Pipelines fight FERC affiliate regulation
Houston, 10 January (Argus) — Oneok yesterday became the latest pipeline operator to intervene in Magellan Midstream's intensifying campaign to get the US to crack down on how marketing affiliates operate on their parent companies' systems.
Magellan last month sought a rehearing of the Federal Energy Regulatory Commission's (FERC) November ruling that a pipeline's marketing affiliate cannot resell capacity for less than the tariff rate under the Interstate Commerce Act (ICA). The order came in response to Magellan's application to form such an affiliate, which several of its peers have developed over the years without first going to FERC.
The rehearing request did not seek a reversal, but rather clarifications that could further clamp down on how other companies' affiliates do business. Magellan wants FERC to rule on whether affiliates with transportation services agreements (TSAs) can buy crude on one end and sell it on the other if the differential between the two prices is below the stated tariff rate. Previously FERC did not address the TSA matter specifically.
Magellan also asked FERC if carriers can structure open seasons that only make them viable for marketing affiliates, potentially threatening their common carrier status. And it seeks to prohibit pipelines from offering non-jurisdictional services to marketing affiliates at discounts to what other shippers would pay.
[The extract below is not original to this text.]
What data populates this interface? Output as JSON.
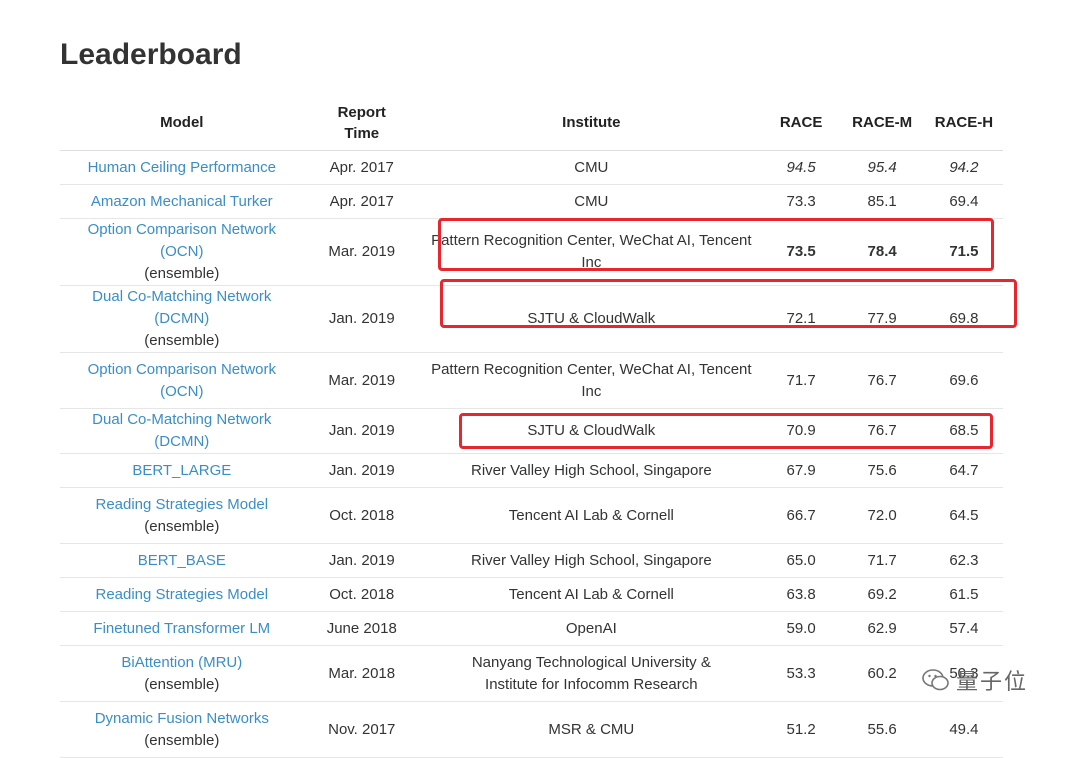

And lastly, Magellan asked that the order be applied to all liquids pipelines, not just crude infrastructure. That could impact companies like Oneok, a major natural gas liquids carrier.
"The commission order in this proceeding enunciated new and potentially broad rules regarding the lawfulness of actions by pipelines and their affiliated shippers, in the context of a narrowly drawn petition for declaratory order," Oneok said. "The Magellan rehearing seeks to further expand the rulings in the order to include issues well beyond the initial Magellan (filing) and its spare framework of supporting facts."
Enterprise Products Partners this week accused Magellan of seeking to expand the previous "limited, fact-specific" ruling into a full regulatory overhaul.
"A declaratory order proceeding is not the appropriate forum for the commission to promulgate industry-wide regulations," Enterprise said. Magellan previously said applying for the marketing affiliate in the first place was the only way it could test the legality of such structures because it did not have standing to challenge rivals' operations.
Other companies, which have declined to comment on the matter, are expressing nervousness in FERC filings. Plains sought a clarification that the original Magellan order was based on hypothetical proposals and did not "automatically apply to any other transactions between a marketing affiliate and an affiliated pipeline", such as Plains'. Plains is a 50:50 partner with Magellan on the 400,000 b/d BridgeTex crude pipeline from west Texas to Houston.